Aug. 14, 2020
AUSTIN, Texas — The St. Edward’s Community Counseling Clinic is recruiting people for its online grief support groups and grief therapy groups. The clinic offers mental health support at a time when pandemic conditions can exacerbate the severity of grief while simultaneously decreasing the availability of social interaction and mourning rituals, both of which are vital for supporting grievers.
“In general, research suggests that when a death occurs, there’s actually a slight improvement in the first three months or so in terms of people’s functioning because they’re inundated with social support and they’re planning and attending funerals and memorials – so they’re kept busy and well-surrounded,” said Jane Milman, adjunct faculty in Counseling at St. Edward’s University. “When death happens during the pandemic-era, limited social interactions and the disruption of mourning rituals make the grieving process more challenging.”
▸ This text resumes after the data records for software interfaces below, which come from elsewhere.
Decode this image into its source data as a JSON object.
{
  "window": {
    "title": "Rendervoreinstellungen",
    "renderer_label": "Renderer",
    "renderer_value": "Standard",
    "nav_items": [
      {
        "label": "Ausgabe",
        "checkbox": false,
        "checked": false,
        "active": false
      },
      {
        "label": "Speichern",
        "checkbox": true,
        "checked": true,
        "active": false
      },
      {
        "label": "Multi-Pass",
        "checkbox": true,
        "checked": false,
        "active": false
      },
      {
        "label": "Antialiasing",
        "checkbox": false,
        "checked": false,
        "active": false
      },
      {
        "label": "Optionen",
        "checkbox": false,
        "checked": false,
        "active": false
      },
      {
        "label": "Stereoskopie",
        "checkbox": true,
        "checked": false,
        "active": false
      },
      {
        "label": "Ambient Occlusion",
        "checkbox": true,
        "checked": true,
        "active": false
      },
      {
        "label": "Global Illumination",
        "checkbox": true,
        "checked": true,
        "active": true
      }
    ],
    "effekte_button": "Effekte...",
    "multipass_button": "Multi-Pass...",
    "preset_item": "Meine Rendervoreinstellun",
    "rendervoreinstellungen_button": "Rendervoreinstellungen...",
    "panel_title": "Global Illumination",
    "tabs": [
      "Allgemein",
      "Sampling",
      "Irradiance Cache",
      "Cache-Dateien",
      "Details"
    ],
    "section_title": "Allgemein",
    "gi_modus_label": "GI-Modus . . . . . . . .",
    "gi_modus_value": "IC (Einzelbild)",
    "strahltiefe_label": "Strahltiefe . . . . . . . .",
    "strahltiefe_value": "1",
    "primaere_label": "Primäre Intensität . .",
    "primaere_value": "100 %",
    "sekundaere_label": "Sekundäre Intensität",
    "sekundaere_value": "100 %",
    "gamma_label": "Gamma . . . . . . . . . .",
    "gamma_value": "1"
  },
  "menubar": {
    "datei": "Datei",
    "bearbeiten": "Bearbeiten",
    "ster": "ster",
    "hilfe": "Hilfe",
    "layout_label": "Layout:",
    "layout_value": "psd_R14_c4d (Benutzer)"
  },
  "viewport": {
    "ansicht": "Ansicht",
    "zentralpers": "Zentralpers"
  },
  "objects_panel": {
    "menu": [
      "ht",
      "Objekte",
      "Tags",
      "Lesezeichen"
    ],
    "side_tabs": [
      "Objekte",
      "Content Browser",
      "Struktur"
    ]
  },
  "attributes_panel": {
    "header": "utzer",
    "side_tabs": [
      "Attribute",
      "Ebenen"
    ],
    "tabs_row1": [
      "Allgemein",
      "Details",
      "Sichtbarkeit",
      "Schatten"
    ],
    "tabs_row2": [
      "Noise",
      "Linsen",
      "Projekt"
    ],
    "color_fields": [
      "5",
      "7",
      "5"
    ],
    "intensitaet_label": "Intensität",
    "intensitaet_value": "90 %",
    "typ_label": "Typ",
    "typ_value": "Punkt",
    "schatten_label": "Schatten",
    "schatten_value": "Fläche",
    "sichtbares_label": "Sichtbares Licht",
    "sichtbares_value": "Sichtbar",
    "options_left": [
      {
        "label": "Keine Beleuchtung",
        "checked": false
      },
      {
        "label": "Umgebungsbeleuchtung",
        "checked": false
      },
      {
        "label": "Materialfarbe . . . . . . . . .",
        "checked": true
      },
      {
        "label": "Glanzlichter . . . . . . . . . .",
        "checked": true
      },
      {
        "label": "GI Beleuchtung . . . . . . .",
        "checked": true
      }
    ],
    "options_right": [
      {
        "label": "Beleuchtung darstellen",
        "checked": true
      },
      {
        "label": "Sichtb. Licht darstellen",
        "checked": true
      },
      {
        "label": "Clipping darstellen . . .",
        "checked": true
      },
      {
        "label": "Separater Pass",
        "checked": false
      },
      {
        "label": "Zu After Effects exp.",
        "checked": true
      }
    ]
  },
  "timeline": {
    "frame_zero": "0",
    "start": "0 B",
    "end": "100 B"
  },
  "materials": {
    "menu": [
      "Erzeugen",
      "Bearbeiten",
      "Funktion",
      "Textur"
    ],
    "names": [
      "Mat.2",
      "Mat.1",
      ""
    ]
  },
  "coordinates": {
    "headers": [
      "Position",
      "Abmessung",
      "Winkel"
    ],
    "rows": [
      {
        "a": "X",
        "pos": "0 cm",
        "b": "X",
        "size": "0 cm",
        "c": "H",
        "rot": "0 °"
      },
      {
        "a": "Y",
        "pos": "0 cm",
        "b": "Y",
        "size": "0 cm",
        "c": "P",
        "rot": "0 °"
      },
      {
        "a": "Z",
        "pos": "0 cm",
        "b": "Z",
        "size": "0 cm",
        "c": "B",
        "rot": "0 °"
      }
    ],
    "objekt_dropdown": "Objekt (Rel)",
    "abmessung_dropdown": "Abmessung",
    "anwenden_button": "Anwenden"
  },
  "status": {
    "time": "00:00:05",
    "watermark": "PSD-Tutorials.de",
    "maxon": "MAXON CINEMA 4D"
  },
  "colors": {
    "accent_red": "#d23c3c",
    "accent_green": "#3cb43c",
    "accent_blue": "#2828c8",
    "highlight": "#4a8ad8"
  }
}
Launched last year, the Community Counseling Clinic provides on-campus training for graduate students in the Master of Arts in Counseling (MAC) program as well as meets a need for low-cost counseling for the Austin community. The Clinic doesn’t turn people away if they lack financial resources, and relies on community donations, grants and small fees to provide its services.
Trained graduate students will facilitate grief peer support groups, which bring together people with a similar concern, in this case, grief/loss, and allow them to support one another, under the supervision of faculty members. Grief therapy groups, which employ therapeutic techniques, will be co-facilitated by trained graduate students and faculty members who specialize in grief. The clinic will start by offering four grief groups with a maximum of eight people in each.
Milman, who is leading the clinic’s grief services, says that the grief therapy offered by the clinic is based in the meaning-oriented approach and uses an evidence-informed therapy protocol. This approach offers a space where people can explore how to return to living a meaningful life with their grief. It provides a space for sharing and reflecting but also offers the opportunity to engage in therapeutic exercises.
The Clinic’s grief support services are open to any individual who is grieving the loss of a loved one, whether they are newly bereaved or have been dealing with grief for many years.
Interested individuals can contact the clinic, and counselors will assess individual needs. People will either be offered grief peer support groups or grief therapy groups depending on their grief experience and the kinds of services they are interested in receiving.
Although the clinic’s expansion into grief groups was planned as an in-person service before the pandemic, the clinic’s faculty have transitioned both grief services and all other clinic therapy services online.
Online grief services can play a vital role in personal healing, especially in the pandemic context where so few alternative options for grief support are available.
“Whereas before, you could go out and distract yourself by going to a movie, a meal, or whatever other activity you enjoy… or you could lean into your grief with the support of your entire friend or community network,” Milman said. “Now, it’s either you’re on your own with your grief, or you’re on your own with two or three family members. In some cases, that can really exhaust the capacity of the individual or the family to support each other through their grief.”
Although the peer support groups and therapy groups will be held online, which can have its technical challenges, Milman believes that both the active components of grief therapy and the community-building aspect of peer support groups that are key to positive mental health outcomes will still be present.
“The grief therapy groups are designed to help folks who are really stuck in their grief. But peer support groups are about building a community around your grief by providing a space where grievers can gather and be with each other through the grief experience under the care of trained facilitators” she said.
Before facilitating grief groups at the clinic, the Counseling students received extensive training delivered by Milman, who is an expert in the field of grief, and by Paula Loring LCSW-S who specializes in grief peer support groups and has led facilitator trainings both for the Austin Clinic for Grief and Loss and for the Porting Loring Bereavement Center. Loring will continue as a consultant.
Both faculty and students have also received training in conducting online counseling, which has grown in popularity because of its convenience and effectiveness. The online training gives graduate students another skillset, the clinic’s faculty said.
“Gaining the skills to be able to flexibly change therapeutic modalities and still be effective is invaluable,” said Kerrie Taylor, assistant professor of Counseling and director of the Community Counseling Clinic.
Community Counseling Clinic